I wrote this post in my very early blogging days, when I was just starting to recognize others after my long period of mission-only focused soldiering. Now, as I finish just my second full week of staying home, sheltering in place to flatten the coronavirus curve, I’m doing it again — noticing what others are doing. Some of you are wishing you could help, others are drowning in the flood of responsibilities and activity you find yourselves surrounded with, and some of you are just plain lonely. Whether you are a medical professional, a displaced worker, or a parent of young children, whatever you are doing right now has value — so hang in there and reach out for some support. We’re in this together.
Many of the conversations I have had with women lately have been about how we spend our time. It is probably no surprise that most of the women I have time to have lunch with or walk with are not working at the moment either, but let me tell you what some of these women do when they are ‘not working’.
One is homeschooling two children, aged 10 and 11, coordinating and leading worship at her church, and working as administrative support to its two pastors, one of which is her husband.
Another is teaching Pilates, leading Bible study, coordinating a MOPS group, working part-time at her daughter’s new business, maintaining two residences, and supporting her husband who is a physician.
Then there is the gal who is on a board that is trying to open a preschool for hearing impaired children, planning for a state-wide women’s conference, traveling with her husband, and maintaining several other projects.
And another woman who is helping her daughter and son-in-law relocate with their infant child, coordinating a state-wide event, cheering on three other adult children, and partnering with her executive pastor husband as he travels all over the country.
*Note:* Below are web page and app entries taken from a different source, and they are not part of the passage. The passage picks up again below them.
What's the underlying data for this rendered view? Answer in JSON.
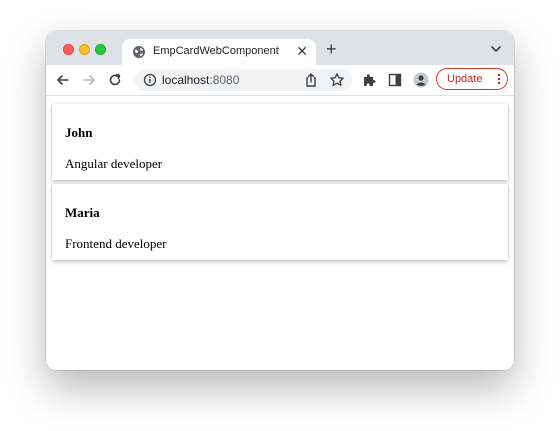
{
  "browser": {
    "tab": {
      "title": "EmpCardWebComponent"
    },
    "address": {
      "host": "localhost",
      "port": ":8080"
    },
    "update_label": "Update"
  },
  "employees": [
    {
      "name": "John",
      "role": "Angular developer"
    },
    {
      "name": "Maria",
      "role": "Frontend developer"
    }
  ],
  "icons": {
    "tab_favicon": "globe-icon",
    "tab_close": "close-icon",
    "new_tab": "plus-icon",
    "tab_search": "chevron-down-icon",
    "back": "arrow-left-icon",
    "forward": "arrow-right-icon",
    "reload": "reload-icon",
    "site_info": "info-icon",
    "share": "share-icon",
    "bookmark": "star-icon",
    "extensions": "puzzle-icon",
    "side_panel": "side-panel-icon",
    "profile": "profile-icon",
    "menu": "kebab-menu-icon"
  },
  "colors": {
    "titlebar": "#dee1e6",
    "update_accent": "#d93025"
  }
}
And guys, they all had time for me.
Each of these women shared a heart to do the work of God and to do it well.
Each of them have set their own needs aside for significant periods of time to care for others: one had a parent with cancer, another had a father-in-law with a degenerative disease who lived in her house for seven years (!), another had a child and husband with cancer — at the same time (!), and another had two children with hearing impairments. Yet none of them complained about the burden that they had carried, but rather, I am not kidding, rejoiced at the blessings that God had provided in their circumstances. They smiled as they shared their stories.
Pretty humbling, right?
Yet, just as humbling is the mother I was to meet with today. She has been raising three daughters for the last umpteen years, just started a part-time job, and is home today with the youngest who is sick. She is setting aside our time to walk and talk together, so that she can attend to her first calling — loving that little girl.
It’s not glamorous most of the time, is it? We clean up messes, kiss away hurts, wipe tears and noses. We shop for the exact see-through divided folder that every student has to have. We scurry to soccer practice in the rain and then wash the muddy uniform after. We hold a ponytail while a little girl throws up in the toilet. We bake a batch of cupcakes at 11 pm then clean up the kitchen afterward.
This is God’s work.
God’s work is also getting up early to go to work before your children are even out of bed. It’s caring for the children of others — in the classroom or the NICU. It’s tending to the sick, the elderly, the dying, and the lonely. It’s punching a clock, mopping a floor, preparing a meal, and balancing a column.
Whatever you have to do right now — stay at home, travel far away, go to school, or look for work — is God’s work. It’s His work in you, through you, and for you.
As we show up and do our best (or even our semi-best), He sees us and He supports us. He offers us His love and patience when ours is all but gone. When we blow it — lose our temper or say the wrong thing — He offers grace. He shows us the power of forgiveness, and we get to see first hand how God changes hearts. Maybe even our own.
Today my day is not likely to be glamorous. It’s another day of making a meal, folding a load, making some calls, and finishing some tasks. It’ll be nothing to write home about. Nevertheless, I’ll be doing God’s work, so I’ll give it my best shot.
Whatever you do, work at it with all your heart, as working for God not for a human master.Colossians 3:23